The task. Could you copy out all the lines in the material below where the word "WhatsApp" occurs?

(Records shown begins)

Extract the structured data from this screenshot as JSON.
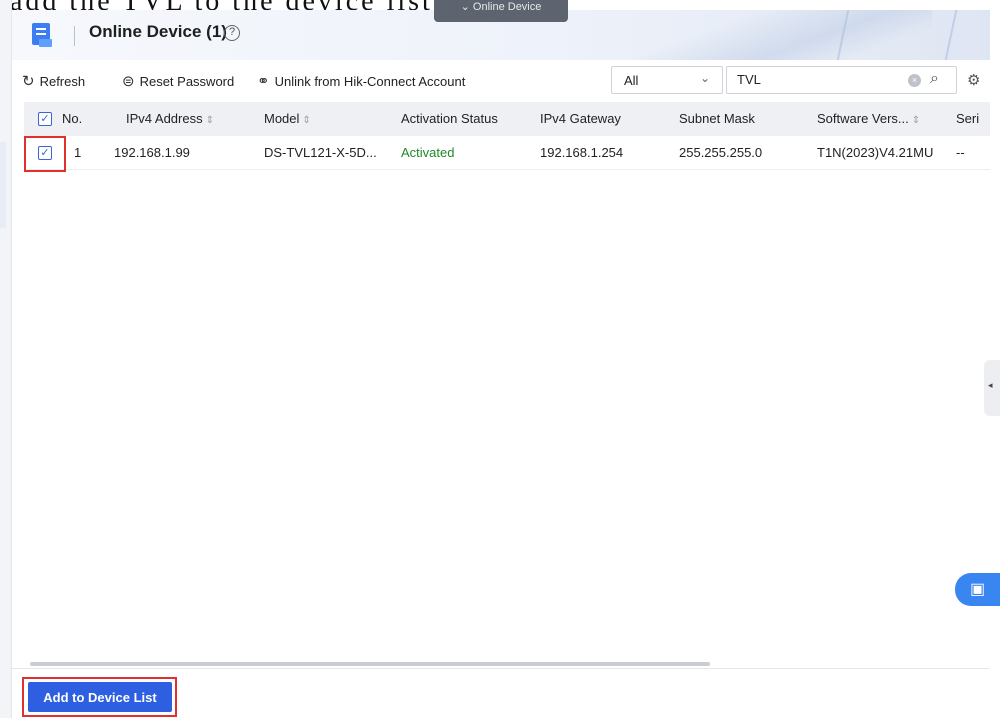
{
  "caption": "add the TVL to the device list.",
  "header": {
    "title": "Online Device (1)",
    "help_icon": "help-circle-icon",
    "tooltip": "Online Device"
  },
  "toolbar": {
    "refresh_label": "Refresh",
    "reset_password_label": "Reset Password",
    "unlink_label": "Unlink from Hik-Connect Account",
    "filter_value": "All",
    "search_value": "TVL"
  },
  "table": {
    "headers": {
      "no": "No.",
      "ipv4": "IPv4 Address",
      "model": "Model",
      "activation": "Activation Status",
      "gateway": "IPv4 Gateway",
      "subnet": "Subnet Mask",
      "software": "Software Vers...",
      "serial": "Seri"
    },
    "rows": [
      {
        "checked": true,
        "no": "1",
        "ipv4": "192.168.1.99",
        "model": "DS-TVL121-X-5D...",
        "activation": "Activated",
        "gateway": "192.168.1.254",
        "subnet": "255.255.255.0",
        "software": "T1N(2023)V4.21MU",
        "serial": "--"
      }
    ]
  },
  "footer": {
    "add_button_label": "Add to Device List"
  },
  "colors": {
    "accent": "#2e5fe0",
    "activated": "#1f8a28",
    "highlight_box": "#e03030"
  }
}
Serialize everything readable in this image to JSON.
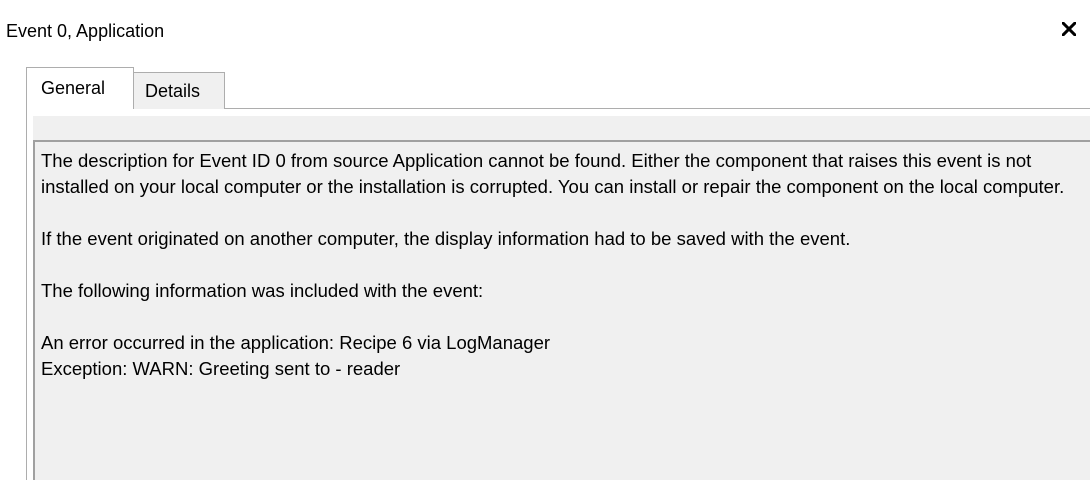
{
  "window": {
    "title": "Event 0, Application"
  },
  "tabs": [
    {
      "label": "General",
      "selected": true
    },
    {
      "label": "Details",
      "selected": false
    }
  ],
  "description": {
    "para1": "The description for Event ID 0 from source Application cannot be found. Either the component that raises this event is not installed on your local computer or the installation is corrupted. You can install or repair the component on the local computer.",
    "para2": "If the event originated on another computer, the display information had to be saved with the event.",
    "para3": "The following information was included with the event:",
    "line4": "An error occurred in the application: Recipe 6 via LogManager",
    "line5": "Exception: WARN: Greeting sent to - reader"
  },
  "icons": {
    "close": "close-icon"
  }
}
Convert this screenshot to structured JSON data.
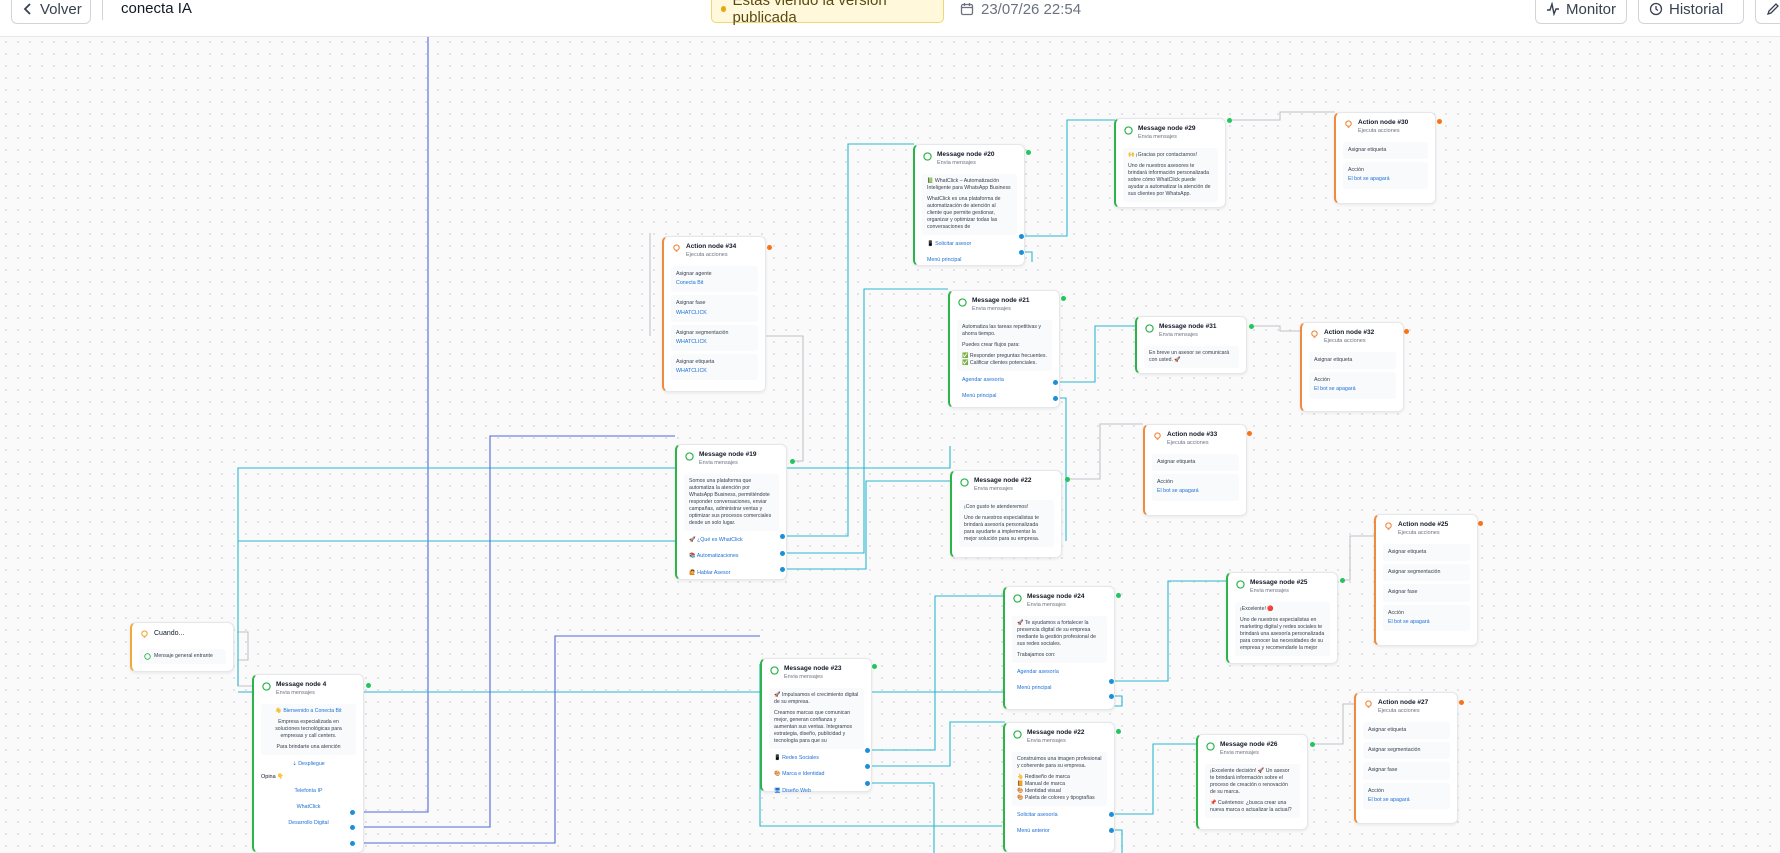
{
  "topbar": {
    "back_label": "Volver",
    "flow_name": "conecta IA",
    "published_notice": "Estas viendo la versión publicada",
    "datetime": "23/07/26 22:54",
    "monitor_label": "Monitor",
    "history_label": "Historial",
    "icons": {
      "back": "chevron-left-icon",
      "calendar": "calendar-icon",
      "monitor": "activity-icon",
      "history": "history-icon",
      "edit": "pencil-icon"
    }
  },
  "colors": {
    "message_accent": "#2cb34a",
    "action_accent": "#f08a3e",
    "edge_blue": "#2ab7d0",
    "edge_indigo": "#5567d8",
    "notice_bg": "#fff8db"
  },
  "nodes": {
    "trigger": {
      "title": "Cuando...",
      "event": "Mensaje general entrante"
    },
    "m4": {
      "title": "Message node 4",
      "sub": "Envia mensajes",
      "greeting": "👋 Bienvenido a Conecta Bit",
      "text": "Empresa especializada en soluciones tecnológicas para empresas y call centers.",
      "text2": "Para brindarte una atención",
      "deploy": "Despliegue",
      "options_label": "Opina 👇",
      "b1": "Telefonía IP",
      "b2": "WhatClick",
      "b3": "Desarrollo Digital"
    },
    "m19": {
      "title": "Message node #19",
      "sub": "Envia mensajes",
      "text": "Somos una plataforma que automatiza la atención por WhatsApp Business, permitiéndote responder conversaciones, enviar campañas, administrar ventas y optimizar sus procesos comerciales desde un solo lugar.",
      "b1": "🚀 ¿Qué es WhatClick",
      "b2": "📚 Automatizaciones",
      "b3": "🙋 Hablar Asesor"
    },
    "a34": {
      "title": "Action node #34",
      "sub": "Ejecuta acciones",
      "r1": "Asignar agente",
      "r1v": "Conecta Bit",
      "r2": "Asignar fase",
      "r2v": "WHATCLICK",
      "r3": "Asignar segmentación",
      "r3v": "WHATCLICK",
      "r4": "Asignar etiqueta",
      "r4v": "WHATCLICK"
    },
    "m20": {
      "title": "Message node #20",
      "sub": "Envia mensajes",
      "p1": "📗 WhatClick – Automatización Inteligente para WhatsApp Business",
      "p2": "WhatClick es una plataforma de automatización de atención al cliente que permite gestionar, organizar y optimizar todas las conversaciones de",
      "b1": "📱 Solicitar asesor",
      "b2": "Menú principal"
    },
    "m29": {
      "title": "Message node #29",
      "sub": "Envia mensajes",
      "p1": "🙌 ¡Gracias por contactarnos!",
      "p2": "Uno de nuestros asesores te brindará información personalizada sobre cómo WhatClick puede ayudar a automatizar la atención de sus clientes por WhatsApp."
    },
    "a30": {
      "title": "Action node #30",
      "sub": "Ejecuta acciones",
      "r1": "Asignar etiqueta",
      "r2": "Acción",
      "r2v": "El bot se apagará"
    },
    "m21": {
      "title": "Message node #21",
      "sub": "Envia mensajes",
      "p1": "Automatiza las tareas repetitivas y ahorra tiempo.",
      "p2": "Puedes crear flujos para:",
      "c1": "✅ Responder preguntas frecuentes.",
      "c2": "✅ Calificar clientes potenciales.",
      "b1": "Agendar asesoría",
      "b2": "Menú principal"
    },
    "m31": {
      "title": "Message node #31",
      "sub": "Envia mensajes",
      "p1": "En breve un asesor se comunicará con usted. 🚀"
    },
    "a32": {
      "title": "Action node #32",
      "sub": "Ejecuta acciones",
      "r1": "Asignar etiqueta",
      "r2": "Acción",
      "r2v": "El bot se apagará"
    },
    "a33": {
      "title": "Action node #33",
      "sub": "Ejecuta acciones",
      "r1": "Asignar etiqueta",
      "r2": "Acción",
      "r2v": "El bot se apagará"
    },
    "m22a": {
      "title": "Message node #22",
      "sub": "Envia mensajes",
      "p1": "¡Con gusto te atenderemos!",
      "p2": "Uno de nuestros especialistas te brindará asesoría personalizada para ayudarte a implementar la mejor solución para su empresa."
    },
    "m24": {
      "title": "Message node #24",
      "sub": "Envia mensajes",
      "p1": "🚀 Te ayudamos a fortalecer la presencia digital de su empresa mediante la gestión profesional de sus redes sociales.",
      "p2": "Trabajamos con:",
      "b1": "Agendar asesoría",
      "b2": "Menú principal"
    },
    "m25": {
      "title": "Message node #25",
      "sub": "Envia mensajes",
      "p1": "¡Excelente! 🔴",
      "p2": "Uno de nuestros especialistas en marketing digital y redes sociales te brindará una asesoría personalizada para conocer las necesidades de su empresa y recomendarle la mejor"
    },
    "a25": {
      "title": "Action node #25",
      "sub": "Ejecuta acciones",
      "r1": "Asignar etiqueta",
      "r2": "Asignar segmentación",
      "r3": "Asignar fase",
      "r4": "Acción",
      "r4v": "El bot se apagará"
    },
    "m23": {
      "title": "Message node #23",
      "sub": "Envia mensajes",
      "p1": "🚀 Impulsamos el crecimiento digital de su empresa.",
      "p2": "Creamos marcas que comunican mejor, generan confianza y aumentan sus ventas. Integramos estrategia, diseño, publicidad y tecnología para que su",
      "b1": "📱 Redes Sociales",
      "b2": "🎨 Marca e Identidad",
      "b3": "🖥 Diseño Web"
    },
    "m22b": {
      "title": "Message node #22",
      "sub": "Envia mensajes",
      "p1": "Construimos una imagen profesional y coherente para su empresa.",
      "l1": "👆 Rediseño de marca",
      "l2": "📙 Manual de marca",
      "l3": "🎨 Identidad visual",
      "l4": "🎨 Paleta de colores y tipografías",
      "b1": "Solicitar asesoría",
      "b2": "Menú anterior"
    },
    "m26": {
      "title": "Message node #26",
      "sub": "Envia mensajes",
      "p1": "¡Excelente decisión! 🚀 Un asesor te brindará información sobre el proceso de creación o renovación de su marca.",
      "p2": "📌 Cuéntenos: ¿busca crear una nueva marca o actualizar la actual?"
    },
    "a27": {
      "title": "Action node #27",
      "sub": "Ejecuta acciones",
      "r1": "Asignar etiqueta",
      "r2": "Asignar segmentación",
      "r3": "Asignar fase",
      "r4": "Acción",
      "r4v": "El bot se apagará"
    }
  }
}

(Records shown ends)

Task output.
      "text": "Somos una plataforma que automatiza la atención por WhatsApp Business, permitiéndote responder conversaciones, enviar campañas, administrar ventas y optimizar sus procesos comerciales desde un solo lugar.",
      "p1": "📗 WhatClick – Automatización Inteligente para WhatsApp Business",
      "p2": "Uno de nuestros asesores te brindará información personalizada sobre cómo WhatClick puede ayudar a automatizar la atención de sus clientes por WhatsApp."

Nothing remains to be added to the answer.